Medical early sign.
(photo credit: Courtesy)
Results from a successful year-long implementation of Medial EarlySign’s groundbreaking tool to identify colorectal cancer in the early stages were published by Maccabi Healthcare Services on Wednesday.
The company, based in Kfar Malal in central Israel, used artificial intelligence and mathematical algorithms to scour and analyze hundreds of millions of medical records.
That analysis allowed them to detect early signs and predisposition to medical conditions such as colon cancer, Medial’s co-founder and chairman Ofer Ariely told The Jerusalem Post
The company’s first clinical run was done in partnership with Maccabi Healthcare Services, which used Medial’s predictors to successfully identify 111 findings that required intervention, including 11 colorectal cancer cases last year.
“The traditional medical system only reacts to visible symptoms and treats you after identifying existing symptoms.
Our solution is prediction- based. A doctor tells you what you have, we tell you what you are highly likely to get in six months, two years, five years, or... in such an early stage that doctors can’t identify symptoms yet,” Ariely said.
Medial was founded in 2009 by Ariely, Ori Geva and Nir Kalkstein, who used the proven concept of predictive algorithms as the basis for their technologies. Kalkstein was co-founder of Israel’s pioneering, high-speed algorithm- based financial trading firm, Final. He took the basis of Final’s success – the algorithms – together with his financial resources, and invested them in healthcare.
Medial’s first operational platform, ColonFlag, was developed in partnership with Maccabi. The system was embedded into Maccabi’s database, with access to years of digitized medical records from more than 2 million clients.
The system received the records in an encrypted and anonymous format to protect privacy.
The practice run started in 2015. Since then it has yielded 38% of diagnostic findings that required medical intervention.
Within the year, ColonFlag found 100 individuals in the precancerous stage and 11 with active colon cancer.

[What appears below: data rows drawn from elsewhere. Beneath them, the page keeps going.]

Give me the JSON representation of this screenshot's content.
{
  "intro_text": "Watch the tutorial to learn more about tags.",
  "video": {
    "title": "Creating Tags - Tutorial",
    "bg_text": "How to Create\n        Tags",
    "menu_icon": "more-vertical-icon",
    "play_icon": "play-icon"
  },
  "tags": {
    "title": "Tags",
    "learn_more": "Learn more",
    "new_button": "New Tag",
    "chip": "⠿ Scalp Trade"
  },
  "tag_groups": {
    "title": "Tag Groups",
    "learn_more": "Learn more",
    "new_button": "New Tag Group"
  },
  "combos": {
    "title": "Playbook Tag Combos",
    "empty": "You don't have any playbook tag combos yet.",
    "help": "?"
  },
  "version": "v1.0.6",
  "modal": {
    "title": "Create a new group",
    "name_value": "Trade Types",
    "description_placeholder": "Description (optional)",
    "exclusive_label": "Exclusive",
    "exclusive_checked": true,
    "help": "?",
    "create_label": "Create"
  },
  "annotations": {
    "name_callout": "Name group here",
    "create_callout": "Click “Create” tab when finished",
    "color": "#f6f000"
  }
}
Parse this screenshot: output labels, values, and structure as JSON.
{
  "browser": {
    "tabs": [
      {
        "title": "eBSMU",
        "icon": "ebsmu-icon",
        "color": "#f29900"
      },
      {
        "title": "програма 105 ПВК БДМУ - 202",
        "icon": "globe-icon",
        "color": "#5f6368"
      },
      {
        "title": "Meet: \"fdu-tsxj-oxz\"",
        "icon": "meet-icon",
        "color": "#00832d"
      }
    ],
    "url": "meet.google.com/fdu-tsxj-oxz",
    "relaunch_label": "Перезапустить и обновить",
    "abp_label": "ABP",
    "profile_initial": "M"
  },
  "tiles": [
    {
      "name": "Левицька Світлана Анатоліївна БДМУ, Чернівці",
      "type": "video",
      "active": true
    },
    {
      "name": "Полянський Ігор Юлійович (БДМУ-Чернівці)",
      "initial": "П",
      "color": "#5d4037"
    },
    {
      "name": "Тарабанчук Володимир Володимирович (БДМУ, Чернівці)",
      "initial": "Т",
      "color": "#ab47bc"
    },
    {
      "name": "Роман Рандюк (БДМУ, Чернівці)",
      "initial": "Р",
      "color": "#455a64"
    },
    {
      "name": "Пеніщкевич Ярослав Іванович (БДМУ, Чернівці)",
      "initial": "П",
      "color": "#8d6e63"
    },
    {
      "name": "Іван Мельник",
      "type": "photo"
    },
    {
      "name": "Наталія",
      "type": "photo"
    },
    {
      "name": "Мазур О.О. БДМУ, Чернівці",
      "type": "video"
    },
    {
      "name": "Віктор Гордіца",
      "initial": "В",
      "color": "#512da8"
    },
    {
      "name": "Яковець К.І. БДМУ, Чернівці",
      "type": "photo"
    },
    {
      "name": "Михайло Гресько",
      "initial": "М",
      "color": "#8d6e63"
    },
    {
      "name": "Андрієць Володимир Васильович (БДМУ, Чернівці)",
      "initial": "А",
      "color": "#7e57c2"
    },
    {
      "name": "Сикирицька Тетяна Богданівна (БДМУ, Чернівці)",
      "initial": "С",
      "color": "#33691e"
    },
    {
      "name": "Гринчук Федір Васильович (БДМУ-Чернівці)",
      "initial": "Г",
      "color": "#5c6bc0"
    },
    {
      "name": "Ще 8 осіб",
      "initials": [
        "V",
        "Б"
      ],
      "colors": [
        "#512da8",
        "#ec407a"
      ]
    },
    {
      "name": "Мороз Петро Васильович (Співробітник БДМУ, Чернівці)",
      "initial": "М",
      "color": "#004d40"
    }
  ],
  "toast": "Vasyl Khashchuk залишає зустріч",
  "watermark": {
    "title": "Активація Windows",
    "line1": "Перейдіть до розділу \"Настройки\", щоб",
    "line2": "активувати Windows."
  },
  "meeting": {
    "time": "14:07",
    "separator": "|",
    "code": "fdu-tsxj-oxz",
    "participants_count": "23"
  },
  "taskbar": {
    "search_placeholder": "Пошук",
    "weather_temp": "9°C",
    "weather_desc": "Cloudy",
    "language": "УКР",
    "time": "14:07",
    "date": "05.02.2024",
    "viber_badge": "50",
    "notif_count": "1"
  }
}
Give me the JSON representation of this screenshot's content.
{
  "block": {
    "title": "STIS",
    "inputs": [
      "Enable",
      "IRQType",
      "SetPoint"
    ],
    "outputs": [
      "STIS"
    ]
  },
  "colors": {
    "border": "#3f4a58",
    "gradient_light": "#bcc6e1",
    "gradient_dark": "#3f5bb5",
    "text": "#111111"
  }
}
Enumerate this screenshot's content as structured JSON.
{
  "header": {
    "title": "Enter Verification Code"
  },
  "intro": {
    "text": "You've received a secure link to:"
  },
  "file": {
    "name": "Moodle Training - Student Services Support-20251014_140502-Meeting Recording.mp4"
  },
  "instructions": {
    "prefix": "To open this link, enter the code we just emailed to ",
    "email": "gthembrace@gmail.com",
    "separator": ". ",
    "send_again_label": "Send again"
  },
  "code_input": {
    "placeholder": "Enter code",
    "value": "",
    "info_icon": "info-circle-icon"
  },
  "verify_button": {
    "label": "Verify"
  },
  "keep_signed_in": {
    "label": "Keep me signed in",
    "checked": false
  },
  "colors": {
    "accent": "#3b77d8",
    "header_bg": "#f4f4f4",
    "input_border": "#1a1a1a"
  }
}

None of the 111 individuals had received a colonoscopy or been tested for blood in stool. Without Medial’s screening, they would have had no way of knowing they had cancer or were at risk until they suffered signs and symptoms of the disease.
The system works by analyzing millions of records, then cross-referencing them with computerized medical knowledge, known trends and similar cases to produce a patient-specific prediction.
Moreover, it utilizes “machine-learning” artificial intelligence that learns from accumulated data and past results and turns that knowledge into information about what actions are needed.
Since the first trial with Maccabi, Medial has begun using its platform in the United States, the United Kingdom and Poland.
“When we ran the platform on English medical records we also reached the same results.
The English are different from Israelis in genetics and in nutrition and environment, and we still reached the same results. We ran in the US and got the same results. In Poland, also the same results. The algorithm works everywhere the same way,” Ariely said.
Medial has developed predictors for 100 different conditions such as colon cancer, stomach cancer, diabetes, sepsis and organ dysfunction, he added.
“We developed 100 different predictors for 100 different diseases and medical conditions that cause the most suffering, cost the most, and can result in death. Right now only the ColonFlag predictor is in use [by medical providers], as the deployment of these platforms still needs to go through several hurdles, mainly, that doctors are used to working in a certain way, and this system is entirely different in nature to traditional medical practices,” Ariely said.